Plants give us the very air we breathe. They supply most of our food from the most exotic fruits and exquisite spices to the blandest staples. Until relatively recently, plants provided people with shelter, most of their clothing, and most of the dyes that colored their clothes. They have always been cultural, social, and religious symbols—from the lucky four-leaf clover to the gap-toothed grin of a jack-o’-lantern. They’re sources of beauty, recreation, and—let’s not forget—medicine.
More than 90 percent of the medicines we get from plants are less costly to extract than to synthesize. The medicinal fraction nearly always represents less than 10 percent of the plant. Perhaps that 90 percent residue could be converted into power to supplement our dwindling supply of fossil fuels.
Numerous claims have been made over the ages for herbs. Many have been verified scientifically. The older I get, the more I find scientific rationales behind the folklore.
How does the plant perform its therapeutic magic? What does it do inside your body? In attempting to answer these questions, scientists like to look for easy answers—one key to the closet, one piece to the puzzle, one phytochemical compound. Perhaps as many as 95 percent of those phytochemicals have at least one distinct purpose that benefits the plant—and sometimes the plant’s predators (including you and me).
Conventional medicine uses at least 120 plant-derived drugs. In addition, the U.S. Food and Drug Administration has approved numerous herbs and botanical materials as over-the-counter (OTC) drug ingredients.
Psyllium seed husk (Plantago spp.) is what makes Metamucil work. Other common herbal ingredients in OTC products include the topical analgesic capsaicin (Capsicum spp.), the laxative senna (S. spp.), and the astringent witch hazel (Hamamelis virginiana).

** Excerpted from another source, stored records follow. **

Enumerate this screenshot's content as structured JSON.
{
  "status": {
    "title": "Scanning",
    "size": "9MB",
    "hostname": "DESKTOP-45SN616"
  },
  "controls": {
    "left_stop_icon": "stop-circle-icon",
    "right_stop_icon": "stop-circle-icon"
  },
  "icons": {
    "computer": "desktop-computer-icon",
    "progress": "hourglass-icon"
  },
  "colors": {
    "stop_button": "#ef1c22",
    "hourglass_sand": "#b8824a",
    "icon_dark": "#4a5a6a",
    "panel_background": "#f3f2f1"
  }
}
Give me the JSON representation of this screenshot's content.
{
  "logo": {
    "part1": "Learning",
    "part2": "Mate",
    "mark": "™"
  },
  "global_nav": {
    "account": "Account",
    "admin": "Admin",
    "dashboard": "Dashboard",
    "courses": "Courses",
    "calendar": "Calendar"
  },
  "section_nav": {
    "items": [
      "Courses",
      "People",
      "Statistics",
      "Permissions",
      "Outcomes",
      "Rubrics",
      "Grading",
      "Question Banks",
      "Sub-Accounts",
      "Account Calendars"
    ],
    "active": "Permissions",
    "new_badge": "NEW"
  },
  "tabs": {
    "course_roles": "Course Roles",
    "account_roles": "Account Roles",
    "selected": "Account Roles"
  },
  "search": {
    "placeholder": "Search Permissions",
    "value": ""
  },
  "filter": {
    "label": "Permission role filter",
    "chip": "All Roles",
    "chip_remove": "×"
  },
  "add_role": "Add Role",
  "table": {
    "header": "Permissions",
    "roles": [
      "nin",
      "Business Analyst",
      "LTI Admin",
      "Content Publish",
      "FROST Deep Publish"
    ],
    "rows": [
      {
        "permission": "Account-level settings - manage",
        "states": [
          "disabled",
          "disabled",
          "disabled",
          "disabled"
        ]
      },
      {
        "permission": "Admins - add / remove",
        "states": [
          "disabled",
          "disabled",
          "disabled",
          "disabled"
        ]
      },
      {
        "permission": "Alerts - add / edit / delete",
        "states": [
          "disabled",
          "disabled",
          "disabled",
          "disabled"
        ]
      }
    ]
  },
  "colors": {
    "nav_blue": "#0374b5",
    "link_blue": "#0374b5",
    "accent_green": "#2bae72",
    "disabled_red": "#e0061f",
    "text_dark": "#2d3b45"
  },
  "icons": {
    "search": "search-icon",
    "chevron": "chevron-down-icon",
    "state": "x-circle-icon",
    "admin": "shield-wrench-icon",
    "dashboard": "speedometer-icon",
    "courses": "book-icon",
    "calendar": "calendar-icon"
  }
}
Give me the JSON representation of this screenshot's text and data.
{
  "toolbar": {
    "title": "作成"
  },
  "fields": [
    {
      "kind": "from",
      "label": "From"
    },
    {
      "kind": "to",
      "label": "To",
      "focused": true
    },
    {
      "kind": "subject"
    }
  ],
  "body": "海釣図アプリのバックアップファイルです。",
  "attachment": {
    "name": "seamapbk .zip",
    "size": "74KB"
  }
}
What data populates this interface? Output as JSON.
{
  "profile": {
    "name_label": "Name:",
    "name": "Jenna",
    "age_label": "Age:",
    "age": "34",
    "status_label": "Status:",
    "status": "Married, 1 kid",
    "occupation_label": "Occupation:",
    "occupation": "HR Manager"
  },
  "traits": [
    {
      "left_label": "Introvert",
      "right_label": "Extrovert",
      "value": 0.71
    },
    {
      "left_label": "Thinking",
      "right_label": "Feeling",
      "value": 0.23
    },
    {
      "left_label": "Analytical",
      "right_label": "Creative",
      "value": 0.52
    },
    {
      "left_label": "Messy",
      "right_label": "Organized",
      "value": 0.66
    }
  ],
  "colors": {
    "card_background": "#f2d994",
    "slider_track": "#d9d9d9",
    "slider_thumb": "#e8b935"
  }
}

The Power of Plants
While modern medicine uses a “silver bullet” approach (usually emphasizing one single phytochemical in plants), I prefer the multifaceted “shotgun blast.” Plants contain many bioactive compounds, long known to your genes. Such a mix of phytochemicals works at many levels and is much less likely to lead to drug resistance. The more you distill an herb down to one phytochemical essence, the more it resembles an unnatural, unbalanced drug capable of inflicting injury. Recent research shows that the mix of four pomegranate compounds is better than three, better than two, and even better than the strongest anticancer chemical, ellagic acid.
To learn more about the power of plants, visit my database (www.ars-grin.gov/duke) or www.herbday.org, sponsors of herb education programs around the country.
Foxglove (Digitalis spp.)
Ephedra (E. sinica)
Bronchial decongestants and dilators
Mayapple (Podophyllum peltatum)
Rauwolfia (R. serpentina)
Pacific yew (Taxus brevifolia)